> Work task:
Among the entries below, copy every line that carries the word "description".

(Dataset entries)
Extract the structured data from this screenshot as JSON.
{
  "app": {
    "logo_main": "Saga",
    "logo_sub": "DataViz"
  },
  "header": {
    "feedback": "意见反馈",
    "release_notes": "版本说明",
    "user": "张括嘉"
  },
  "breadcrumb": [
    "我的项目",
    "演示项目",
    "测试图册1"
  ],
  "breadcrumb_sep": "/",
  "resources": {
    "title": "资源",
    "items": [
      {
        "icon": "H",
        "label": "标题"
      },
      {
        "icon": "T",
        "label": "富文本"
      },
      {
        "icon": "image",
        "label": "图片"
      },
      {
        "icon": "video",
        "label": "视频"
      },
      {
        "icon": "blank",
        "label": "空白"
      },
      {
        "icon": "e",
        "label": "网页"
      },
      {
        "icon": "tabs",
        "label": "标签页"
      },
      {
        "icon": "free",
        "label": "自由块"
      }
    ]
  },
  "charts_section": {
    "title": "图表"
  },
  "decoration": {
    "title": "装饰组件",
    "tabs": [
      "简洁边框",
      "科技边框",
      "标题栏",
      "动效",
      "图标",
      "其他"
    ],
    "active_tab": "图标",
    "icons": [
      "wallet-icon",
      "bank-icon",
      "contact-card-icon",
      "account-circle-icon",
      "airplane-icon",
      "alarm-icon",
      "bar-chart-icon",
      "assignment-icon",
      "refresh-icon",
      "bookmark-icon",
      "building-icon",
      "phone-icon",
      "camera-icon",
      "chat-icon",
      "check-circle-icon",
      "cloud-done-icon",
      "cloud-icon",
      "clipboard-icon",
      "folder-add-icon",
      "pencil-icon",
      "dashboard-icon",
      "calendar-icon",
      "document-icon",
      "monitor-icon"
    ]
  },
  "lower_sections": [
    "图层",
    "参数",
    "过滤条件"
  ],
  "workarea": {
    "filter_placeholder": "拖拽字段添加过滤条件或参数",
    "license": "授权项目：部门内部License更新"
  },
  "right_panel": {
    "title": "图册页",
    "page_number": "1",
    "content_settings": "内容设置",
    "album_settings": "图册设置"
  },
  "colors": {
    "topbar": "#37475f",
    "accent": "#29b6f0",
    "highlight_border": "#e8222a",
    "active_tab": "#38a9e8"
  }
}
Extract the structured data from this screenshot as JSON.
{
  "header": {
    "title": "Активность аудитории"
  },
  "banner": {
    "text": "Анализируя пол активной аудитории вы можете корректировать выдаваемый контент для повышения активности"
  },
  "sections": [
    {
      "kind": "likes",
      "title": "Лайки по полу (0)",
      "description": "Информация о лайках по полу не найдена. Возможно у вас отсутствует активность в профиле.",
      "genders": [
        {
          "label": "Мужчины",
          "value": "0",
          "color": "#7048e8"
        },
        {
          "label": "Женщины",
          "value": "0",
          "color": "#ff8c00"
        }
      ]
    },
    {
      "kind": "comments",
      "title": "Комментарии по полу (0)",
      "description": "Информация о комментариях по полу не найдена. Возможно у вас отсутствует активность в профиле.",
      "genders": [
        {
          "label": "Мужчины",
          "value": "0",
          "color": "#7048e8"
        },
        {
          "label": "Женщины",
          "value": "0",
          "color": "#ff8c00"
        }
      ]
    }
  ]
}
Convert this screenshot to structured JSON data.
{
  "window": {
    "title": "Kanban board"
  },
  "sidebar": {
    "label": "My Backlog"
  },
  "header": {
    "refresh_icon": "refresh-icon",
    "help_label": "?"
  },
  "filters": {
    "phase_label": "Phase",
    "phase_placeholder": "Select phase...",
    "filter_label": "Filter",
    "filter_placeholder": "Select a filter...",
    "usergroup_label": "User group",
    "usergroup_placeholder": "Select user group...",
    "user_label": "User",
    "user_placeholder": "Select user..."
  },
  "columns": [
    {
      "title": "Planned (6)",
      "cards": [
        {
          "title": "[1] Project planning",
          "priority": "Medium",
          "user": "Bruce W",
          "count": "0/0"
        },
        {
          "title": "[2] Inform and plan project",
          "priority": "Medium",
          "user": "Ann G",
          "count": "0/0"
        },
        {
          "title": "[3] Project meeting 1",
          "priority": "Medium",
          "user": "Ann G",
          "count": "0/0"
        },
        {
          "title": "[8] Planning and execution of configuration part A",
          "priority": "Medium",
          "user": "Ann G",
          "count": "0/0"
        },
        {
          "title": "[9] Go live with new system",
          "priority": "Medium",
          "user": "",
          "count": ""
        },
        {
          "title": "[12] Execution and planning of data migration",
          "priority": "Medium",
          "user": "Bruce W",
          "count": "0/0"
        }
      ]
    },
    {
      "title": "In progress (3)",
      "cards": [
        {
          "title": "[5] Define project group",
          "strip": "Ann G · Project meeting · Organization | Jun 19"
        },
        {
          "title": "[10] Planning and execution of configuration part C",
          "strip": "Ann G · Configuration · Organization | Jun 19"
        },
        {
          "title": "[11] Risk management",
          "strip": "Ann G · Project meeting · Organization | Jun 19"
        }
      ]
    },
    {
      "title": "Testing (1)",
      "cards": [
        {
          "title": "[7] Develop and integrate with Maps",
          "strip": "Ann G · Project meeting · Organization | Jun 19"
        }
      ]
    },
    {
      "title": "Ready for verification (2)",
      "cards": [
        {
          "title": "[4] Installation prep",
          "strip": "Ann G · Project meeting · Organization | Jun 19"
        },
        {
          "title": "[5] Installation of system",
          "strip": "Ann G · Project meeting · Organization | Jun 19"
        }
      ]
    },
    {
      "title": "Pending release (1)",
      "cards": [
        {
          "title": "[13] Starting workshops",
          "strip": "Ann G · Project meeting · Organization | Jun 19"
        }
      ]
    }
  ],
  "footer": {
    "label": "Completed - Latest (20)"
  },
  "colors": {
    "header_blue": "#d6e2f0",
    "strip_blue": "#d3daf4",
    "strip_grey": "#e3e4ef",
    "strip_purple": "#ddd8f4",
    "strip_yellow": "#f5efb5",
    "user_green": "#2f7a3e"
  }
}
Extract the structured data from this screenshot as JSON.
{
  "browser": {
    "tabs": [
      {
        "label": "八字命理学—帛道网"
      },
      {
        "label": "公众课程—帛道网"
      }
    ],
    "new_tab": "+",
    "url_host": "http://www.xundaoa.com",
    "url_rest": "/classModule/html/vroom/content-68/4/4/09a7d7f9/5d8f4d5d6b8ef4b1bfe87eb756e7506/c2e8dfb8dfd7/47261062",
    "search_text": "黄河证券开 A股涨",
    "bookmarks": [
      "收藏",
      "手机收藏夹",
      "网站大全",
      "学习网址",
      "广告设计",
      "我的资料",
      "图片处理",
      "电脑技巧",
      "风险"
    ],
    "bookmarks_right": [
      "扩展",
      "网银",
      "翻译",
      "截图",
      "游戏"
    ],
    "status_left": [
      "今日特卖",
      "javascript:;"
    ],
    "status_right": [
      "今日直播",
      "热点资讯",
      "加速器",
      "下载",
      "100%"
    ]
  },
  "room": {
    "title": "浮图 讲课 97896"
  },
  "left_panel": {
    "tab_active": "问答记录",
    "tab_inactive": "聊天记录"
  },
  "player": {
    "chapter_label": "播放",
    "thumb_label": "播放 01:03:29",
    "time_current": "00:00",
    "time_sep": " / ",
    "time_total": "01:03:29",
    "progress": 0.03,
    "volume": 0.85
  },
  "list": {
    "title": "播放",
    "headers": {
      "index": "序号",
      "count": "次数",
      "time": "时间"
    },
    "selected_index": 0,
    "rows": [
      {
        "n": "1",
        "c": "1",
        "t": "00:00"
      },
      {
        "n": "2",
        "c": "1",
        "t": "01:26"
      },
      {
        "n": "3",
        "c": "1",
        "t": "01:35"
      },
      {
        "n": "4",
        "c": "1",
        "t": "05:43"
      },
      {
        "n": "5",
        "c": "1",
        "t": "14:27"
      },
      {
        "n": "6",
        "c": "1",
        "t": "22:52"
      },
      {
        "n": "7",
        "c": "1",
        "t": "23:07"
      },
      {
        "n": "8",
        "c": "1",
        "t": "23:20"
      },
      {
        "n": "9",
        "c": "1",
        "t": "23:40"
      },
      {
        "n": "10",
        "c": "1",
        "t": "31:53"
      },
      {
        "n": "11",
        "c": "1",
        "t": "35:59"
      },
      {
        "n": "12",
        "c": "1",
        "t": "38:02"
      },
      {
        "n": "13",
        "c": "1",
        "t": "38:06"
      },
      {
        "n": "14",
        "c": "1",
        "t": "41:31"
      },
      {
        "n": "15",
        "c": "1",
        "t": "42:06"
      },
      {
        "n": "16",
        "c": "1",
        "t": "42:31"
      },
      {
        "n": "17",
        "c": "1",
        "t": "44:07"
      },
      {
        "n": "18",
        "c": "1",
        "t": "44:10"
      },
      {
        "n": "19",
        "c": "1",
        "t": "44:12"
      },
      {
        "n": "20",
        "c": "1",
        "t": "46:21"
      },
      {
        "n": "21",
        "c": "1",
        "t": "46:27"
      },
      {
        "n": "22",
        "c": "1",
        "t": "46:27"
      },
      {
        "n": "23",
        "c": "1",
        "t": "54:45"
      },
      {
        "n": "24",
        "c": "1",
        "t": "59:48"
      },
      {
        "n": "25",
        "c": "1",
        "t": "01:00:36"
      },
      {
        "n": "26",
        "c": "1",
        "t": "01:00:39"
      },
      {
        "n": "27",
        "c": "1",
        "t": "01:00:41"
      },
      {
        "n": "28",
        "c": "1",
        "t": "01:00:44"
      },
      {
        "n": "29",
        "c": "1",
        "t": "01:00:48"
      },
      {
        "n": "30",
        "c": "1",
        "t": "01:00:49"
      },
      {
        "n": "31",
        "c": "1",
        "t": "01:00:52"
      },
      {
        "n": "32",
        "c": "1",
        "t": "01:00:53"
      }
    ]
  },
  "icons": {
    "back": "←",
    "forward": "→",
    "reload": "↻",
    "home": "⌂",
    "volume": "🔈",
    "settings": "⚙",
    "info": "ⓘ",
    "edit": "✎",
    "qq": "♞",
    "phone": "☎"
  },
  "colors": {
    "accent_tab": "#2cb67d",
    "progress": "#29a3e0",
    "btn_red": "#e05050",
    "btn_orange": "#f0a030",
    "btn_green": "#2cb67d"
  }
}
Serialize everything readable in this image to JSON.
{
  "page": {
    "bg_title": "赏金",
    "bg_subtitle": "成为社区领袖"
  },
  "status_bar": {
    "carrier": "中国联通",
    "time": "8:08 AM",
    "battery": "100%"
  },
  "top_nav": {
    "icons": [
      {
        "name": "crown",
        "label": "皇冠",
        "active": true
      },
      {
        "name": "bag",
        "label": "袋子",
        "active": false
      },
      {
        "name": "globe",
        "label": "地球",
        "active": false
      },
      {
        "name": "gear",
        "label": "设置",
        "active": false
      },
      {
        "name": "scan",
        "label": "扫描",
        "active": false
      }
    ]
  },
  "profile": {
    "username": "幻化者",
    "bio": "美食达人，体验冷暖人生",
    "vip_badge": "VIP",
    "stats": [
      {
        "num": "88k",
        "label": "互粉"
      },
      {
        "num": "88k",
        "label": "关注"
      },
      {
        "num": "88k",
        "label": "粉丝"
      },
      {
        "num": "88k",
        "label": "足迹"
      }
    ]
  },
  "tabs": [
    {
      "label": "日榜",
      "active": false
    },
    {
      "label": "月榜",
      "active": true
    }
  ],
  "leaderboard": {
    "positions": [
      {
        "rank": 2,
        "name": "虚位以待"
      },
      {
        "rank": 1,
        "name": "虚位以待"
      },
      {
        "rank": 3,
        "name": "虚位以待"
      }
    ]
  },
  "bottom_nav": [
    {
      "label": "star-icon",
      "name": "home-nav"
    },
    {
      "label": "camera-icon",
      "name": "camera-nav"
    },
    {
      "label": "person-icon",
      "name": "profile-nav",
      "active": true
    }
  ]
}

> Reply to the exercise:
      "description": "Информация о лайках по полу не найдена. Возможно у вас отсутствует активность в профиле.",
      "description": "Информация о комментариях по полу не найдена. Возможно у вас отсутствует активность в профиле.",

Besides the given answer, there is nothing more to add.